In a presentation to the preservation board, Cowie and Willis Street resident Nini McManamy said the park has been an important part of the neighborhood since the 18th century, first as a fortification, then for recreation. Local historians Herb Adams and Ken Thompson presented a history of the fort to the board.

An earth and timber citadel was built on the site of the park in 1794 as part of the first federal coastal defense system. It was a recruiting station for the War of 1812, but was decommissioned and eventually torn down. Portland acquired the property in 1890 and it was listed as a city park in 1934, according to research done by the group. The park’s vista has been its most important characteristic throughout its history, first for soldiers to keep watch for an approaching enemy, and later as a treasured public resource and a place for quiet reflection, Cowie said.
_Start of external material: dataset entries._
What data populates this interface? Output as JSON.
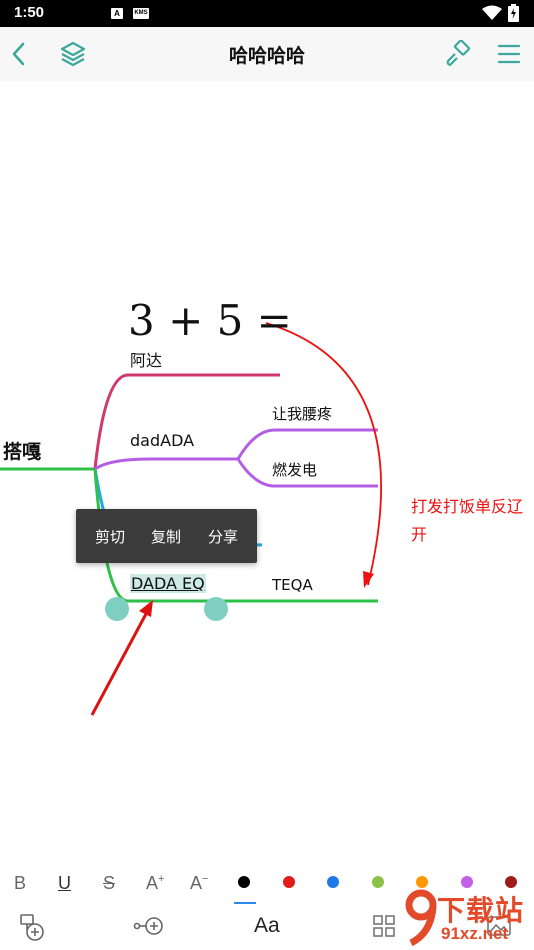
{
  "status_bar": {
    "time": "1:50",
    "notif_a": "A",
    "notif_b": "KMS"
  },
  "app_bar": {
    "title": "哈哈哈哈"
  },
  "mind_map": {
    "formula": "3 + 5 =",
    "root": "搭嘎",
    "node_ada": "阿达",
    "node_dadada": "dadADA",
    "child_1": "让我腰疼",
    "child_2": "燃发电",
    "selected_node": "DADA EQ",
    "node_teqa": "TEQA",
    "annotation_line1": "打发打饭单反辽",
    "annotation_line2": "开"
  },
  "context_menu": {
    "cut": "剪切",
    "copy": "复制",
    "share": "分享"
  },
  "format_toolbar": {
    "bold": "B",
    "underline": "U",
    "strike": "S",
    "font_larger": "A",
    "font_larger_sup": "+",
    "font_smaller": "A",
    "font_smaller_sup": "−",
    "colors": [
      "#000000",
      "#e21b1b",
      "#1f78e6",
      "#8bc34a",
      "#ff9800",
      "#c061e8",
      "#a01c1c"
    ],
    "selected_color": "#000000"
  },
  "bottom_toolbar": {
    "text_style": "Aa"
  },
  "watermark": {
    "brand": "下载站",
    "domain": "91xz.net"
  },
  "colors": {
    "accent": "#3aa89b",
    "branch_green": "#2ec14a",
    "branch_pink": "#d1386d",
    "branch_purple": "#b45ee6",
    "annotation_red": "#ee1111"
  }
}
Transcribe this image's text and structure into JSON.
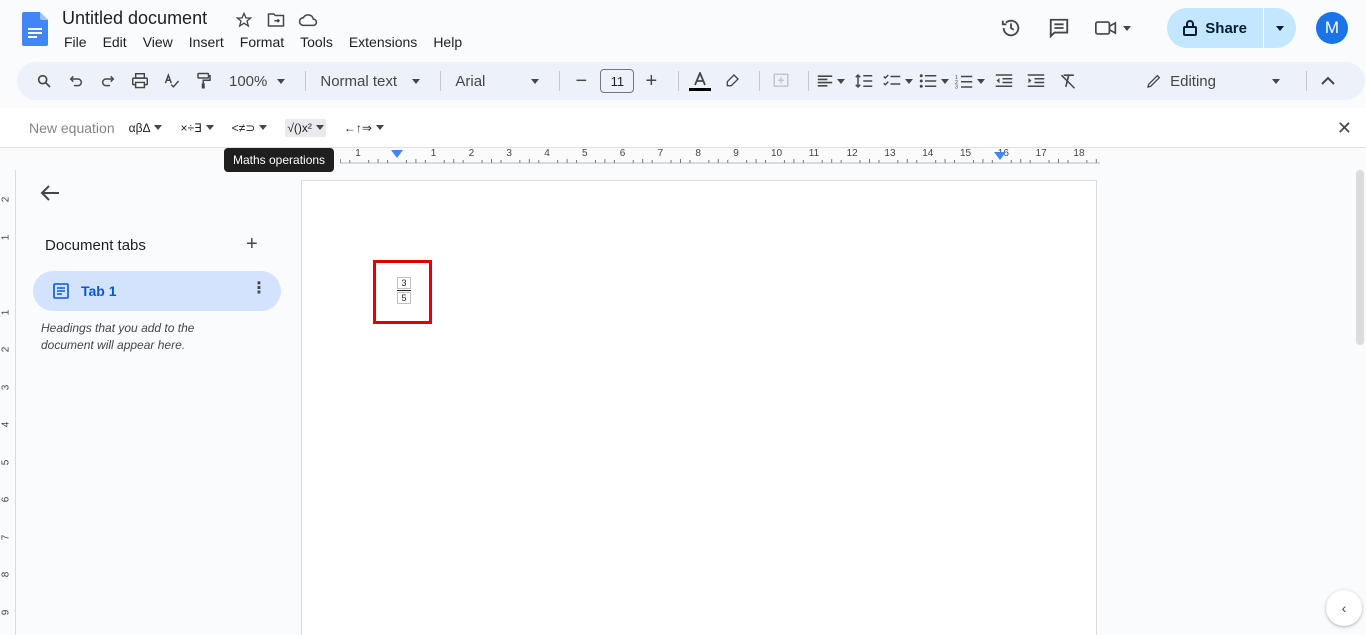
{
  "document": {
    "title": "Untitled document"
  },
  "menu": [
    "File",
    "Edit",
    "View",
    "Insert",
    "Format",
    "Tools",
    "Extensions",
    "Help"
  ],
  "header": {
    "share_label": "Share",
    "avatar_letter": "M"
  },
  "toolbar": {
    "zoom": "100%",
    "style": "Normal text",
    "font": "Arial",
    "font_size": "11",
    "mode": "Editing"
  },
  "equation_bar": {
    "new_equation": "New equation",
    "groups": [
      "αβΔ",
      "×÷∃",
      "<≠⊃",
      "√()x²",
      "←↑⇒"
    ],
    "tooltip": "Maths operations"
  },
  "ruler": {
    "h_marks": [
      "1",
      "1",
      "2",
      "3",
      "4",
      "5",
      "6",
      "7",
      "8",
      "9",
      "10",
      "11",
      "12",
      "13",
      "14",
      "15",
      "16",
      "17",
      "18"
    ],
    "v_marks": [
      "2",
      "1",
      "",
      "1",
      "2",
      "3",
      "4",
      "5",
      "6",
      "7",
      "8",
      "9"
    ]
  },
  "sidebar": {
    "heading": "Document tabs",
    "tab_label": "Tab 1",
    "hint": "Headings that you add to the document will appear here."
  },
  "equation": {
    "numerator": "3",
    "denominator": "5"
  },
  "colors": {
    "accent": "#0b57d0",
    "share_bg": "#c2e7ff",
    "tab_active": "#d3e3fd",
    "highlight": "#e00000"
  }
}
But getting a designation for the park might not be straightforward. Most of Portland’s individual landmarks are buildings and a number of neighborhoods, like the Old Port, are local historic districts. Public parks like the Eastern and Western proms and Deering Oaks are on the National Register of Historic Places.

But Fort Sumner Park is a “different animal,” said Deb Andrews, manager of Portland’s historic preservation program. It was likely passed over when other parks were put on the national register in the late 1980s because it didn’t have the same type of designed landscape, or was simply overlooked.

“It was probably omitted for a variety of reasons,” she said.

To move the process forward, at least two board members have to formally nominate the park for landmark designation. Then, it will need to make sure the park meets the city’s requirements for landmark status before making a recommendation to the City Council.

If the park is given landmark designation, the Planning Board would have to consider how its character would be affected by proposed development within 100 feet, Andrews added.

Landmark designation could be complicated since no evidence of the fort remains. It’s not even clear exactly where it was located and no archaeological work has been undertaken. In order to recommend landmark status, the preservation board has to determine if the property is historically significant, but also if it has sufficient integrity to make it worthy of preservation or restoration.

Board member John Turk questioned whether the board would need to turn to its possible archaeological value as a basis for the integrity of the site. If petitioners think the site’s long history as a public space is also part of its historic significance, then the board would have to determine why the city purchased it in the 19th century, said board member Ted Oldham. It would be interesting to find out if it was bought to be a park, or as part of the land for the adjacent Shailer School, he said.

Cowie acknowledged the site had its complications, but hoped board members would still nominate it and work with residents to prove its historic importance.

“It is unfortunate that the evidence has vanished, but the boundaries of the fort are were the park is now, and I don’t think it would be a stretch for anyone to nominate the park for what it used to be,” Cowie said.


 

Correction: This story was revised at 10:38 a.m., Sept. 22, 2016, to correct the spelling of Shailer School.